These elements included little identification signs and optional tags to attach to the branches. Using these labels, newbies to the world of soybeans can begin to identify the look of a plant with a specific growth stage.
Despite these learning aids, we still did our best to make the plants realistic enough to fool even the most observant farmer–even though it may only be for a split second. That way, the folks who know what these plants look like at each stage can take these learning tools seriously. That’s why we took steps such as engineering a way to replicate the fuzz on soybean leaves and stems, hand-painting the leaves to resemble the plant’s colors at different stages, and recreating soybean pods precisely sized for each stage.
We also created a plant of diseased soybean leaves. Even though the plant showed such a variety of maladies that it was hardly accurate to reality, we took the time to put realistic detail into the color and texture of the leaves. So, while effectively displaying the large number of diseases, it also stays true to the details.
Using the Plant Models
When enclosed within the lightweight plastic cover provided, these soybean plants are simple to bring from place to place. A handle at the top makes for a portable display case, making these display elements a no-brainer tool to bring to events. Secured to the bright green base by a foam holder meant disguised as dirt, the unit is sturdy enough to withstand a bumpy car ride or the clumsy hands of an inquisitive kid.
If a picture speaks a thousand words, then a 3D model speaks a thousand words more. That’s why learning tools like this one make such a big splash at events. They bring agriculture to life in a way that a sign or a book can’t. Plus, they stay in the same stages year round, making it possible to examine soybean growth even when all the real soybean plants are gone in the middle of winter.

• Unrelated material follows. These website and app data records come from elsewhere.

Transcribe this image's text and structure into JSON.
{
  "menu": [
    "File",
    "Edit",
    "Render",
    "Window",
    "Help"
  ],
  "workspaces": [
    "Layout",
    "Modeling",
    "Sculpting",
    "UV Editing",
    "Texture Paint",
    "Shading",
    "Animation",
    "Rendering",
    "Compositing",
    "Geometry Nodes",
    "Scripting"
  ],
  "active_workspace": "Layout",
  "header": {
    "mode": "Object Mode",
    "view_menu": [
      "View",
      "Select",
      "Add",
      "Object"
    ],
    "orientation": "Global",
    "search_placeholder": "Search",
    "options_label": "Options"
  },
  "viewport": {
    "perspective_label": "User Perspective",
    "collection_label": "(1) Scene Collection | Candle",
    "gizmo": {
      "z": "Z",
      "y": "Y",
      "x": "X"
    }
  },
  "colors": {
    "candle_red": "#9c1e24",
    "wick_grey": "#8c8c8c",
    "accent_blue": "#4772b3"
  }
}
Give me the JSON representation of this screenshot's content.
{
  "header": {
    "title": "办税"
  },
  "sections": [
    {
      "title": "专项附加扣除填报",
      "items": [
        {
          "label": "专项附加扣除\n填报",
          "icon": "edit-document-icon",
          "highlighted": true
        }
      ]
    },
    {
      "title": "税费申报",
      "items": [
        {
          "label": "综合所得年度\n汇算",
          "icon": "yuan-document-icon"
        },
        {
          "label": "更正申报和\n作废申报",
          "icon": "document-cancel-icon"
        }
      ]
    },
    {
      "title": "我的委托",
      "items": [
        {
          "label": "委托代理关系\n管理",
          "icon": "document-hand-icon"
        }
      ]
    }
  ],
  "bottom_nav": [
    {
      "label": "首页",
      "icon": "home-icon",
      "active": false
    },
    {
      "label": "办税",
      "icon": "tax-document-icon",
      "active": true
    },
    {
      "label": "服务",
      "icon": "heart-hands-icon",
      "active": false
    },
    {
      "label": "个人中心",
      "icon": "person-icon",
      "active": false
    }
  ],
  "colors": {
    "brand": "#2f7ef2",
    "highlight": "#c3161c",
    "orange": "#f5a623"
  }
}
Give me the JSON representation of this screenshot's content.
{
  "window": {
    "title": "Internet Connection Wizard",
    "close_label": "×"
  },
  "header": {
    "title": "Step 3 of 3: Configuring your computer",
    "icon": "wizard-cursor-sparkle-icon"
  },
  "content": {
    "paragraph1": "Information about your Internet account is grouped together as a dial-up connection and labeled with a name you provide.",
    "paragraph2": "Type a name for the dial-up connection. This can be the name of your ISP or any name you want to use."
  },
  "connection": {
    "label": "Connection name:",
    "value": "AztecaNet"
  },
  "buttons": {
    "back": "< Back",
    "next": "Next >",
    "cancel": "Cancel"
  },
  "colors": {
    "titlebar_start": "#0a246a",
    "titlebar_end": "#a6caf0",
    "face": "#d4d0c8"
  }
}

Could you use your own set of plants? To learn about purchasing options, contact us at firstname.lastname@example.org or visit our catalog. There, you can check out our soybean models, corn models, and alfalfa models.